The asymmetric distribution of regulatory burdens between primary dealers on the one hand and high-speed securities firms on the other limits opportunities for private cooperation and mutually reinforces risk-taking behavior by both sets of players. Unwieldy public monitoring, combined with a light-touch rulebook, allows all firms to take risks or trade opportunistically with little chance of detection and discipline. Traders can also cheaply exit the market if something goes wrong, limiting how fully they must internalize the costs of their risky behavior. For the less-regulated, nonprimary dealer firms, the regulatory constraints are even weaker, further increasing their financial incentive to seek risk in Treasury markets. Faced with diminishing profits and a less lucrative franchise, primary dealers are also incentivized to take risks and shirk self-discipline. So, not only is the task of private oversight logistically harder as the number of traders proliferates and diversifies, but it is also problematic when self-policing would result in primary dealers imposing added costs on themselves in a period of fierce competition and lower profits. The consequences of this regulatory neglect in Treasury markets were apparent even prior to the March 2020 COVID-19 crisis, as a number of disruptions over the years pointed to unaddressed fragilities at the heart of this supposedly failure-proof market.
Regulators have discussed making changes to bolster Treasury market liquidity. There have been recommendations also from the G30.
But progress has been slow and the lack of a centralised Treasury market regulator can cause confusion.
Yadev’s first proposal for stabilization would be a binding Memorandum of Understanding between the regulators themselves to create a clearer division of labour between them.
Her second proposal takes up the suggestion from Darrel Duffie for a centralized Treasury clearing house model that would ensure that all major players had skin in the game in ensuring that the market continued to function even at moments of stress.
Others go even further. In the view of Bank of America analysts: “Treasury market size “has outgrown dealer ability to effectively intermediate risk.” This then requires an “official-sector role as dealer of last resort.””
What the repeated shocks to the Treasury market have revealed since 2019 is the instability and incoherence of the market mechanisms which govern the trading and pricing of the world’s most important safe asset. Since the liquidity of Treasuries - the fact that you can turn them into ready cash very easily - is part of what makes them into the global safe asset, the fragility of the market is a fundamental challenge.
The current turmoil drives that lesson home.
Advocates of the MMT position will no doubt be moved to remind us that our reliance on government issues IOUs is a matter of choice. There are other ways of funding government. We choose to issue interest-bearing IOUs and to allow a market for them to exist.
This is, indeed, a crucial insight. Unfortunately, it does not follow that ending the system and replacing it with something radically different is plausible politics. But it forces the question of how we organize this market and how we distribute the profits and the risks.

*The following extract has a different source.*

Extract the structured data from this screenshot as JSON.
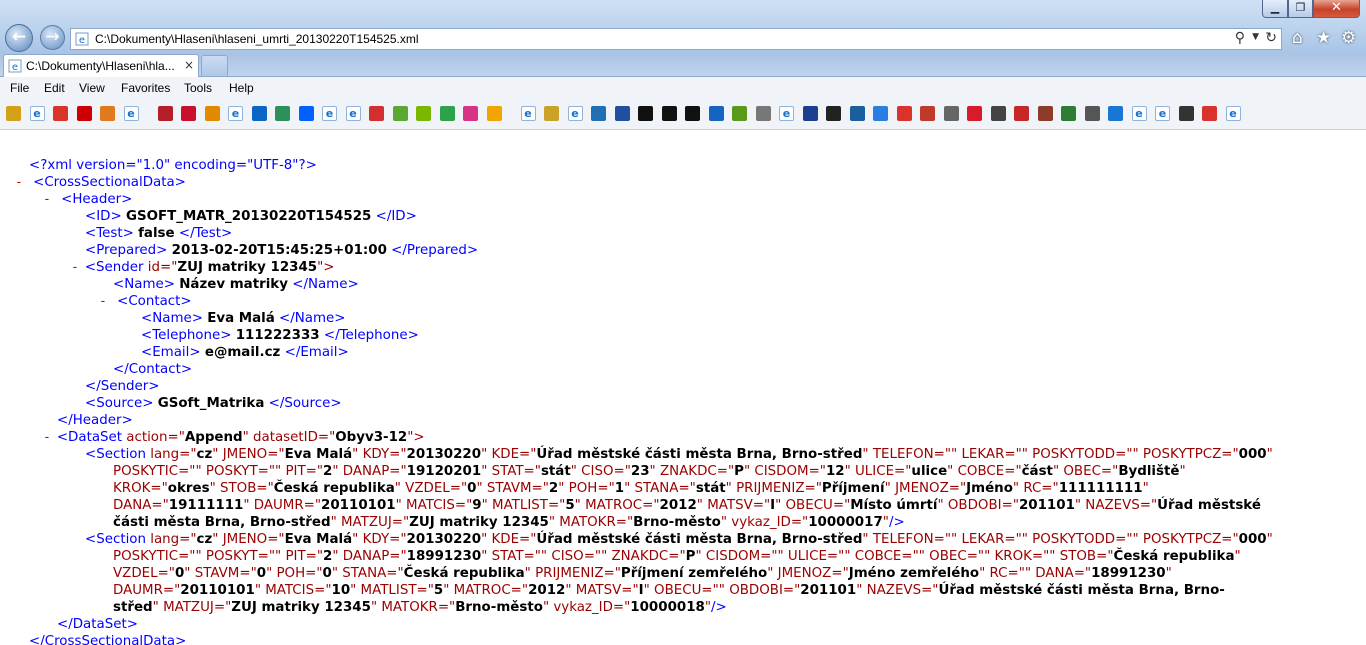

After the series of shocks we have witnessed in recent years, we should do so proactively, before we are forced to do by an even more serious crisis. The market can no longer claim to be autonomous. It moves with speculation about Fed interventions and the slightest word from the central bank. Since the Treasury market is already a creature of policy. Let us tame it. Whatever policy stance and whatever policy mix we choose, if we are going to have a market-based public debt system at the heart of the global financial system, let us make it a solid platform.
Adam, are you five researchers? Absolutely brilliant analysis. Frankly in awe of your warnings and observations.
IF (!) QE does "unwind" starting 2022 (meaning: actual reduction in Fed balance sheet), one has to ask: Could unwind have happened if covid never happened? How ODD that a disease was the basis of removal of stimulus! IF this is a true statement, neoclassical economics will not survive imho.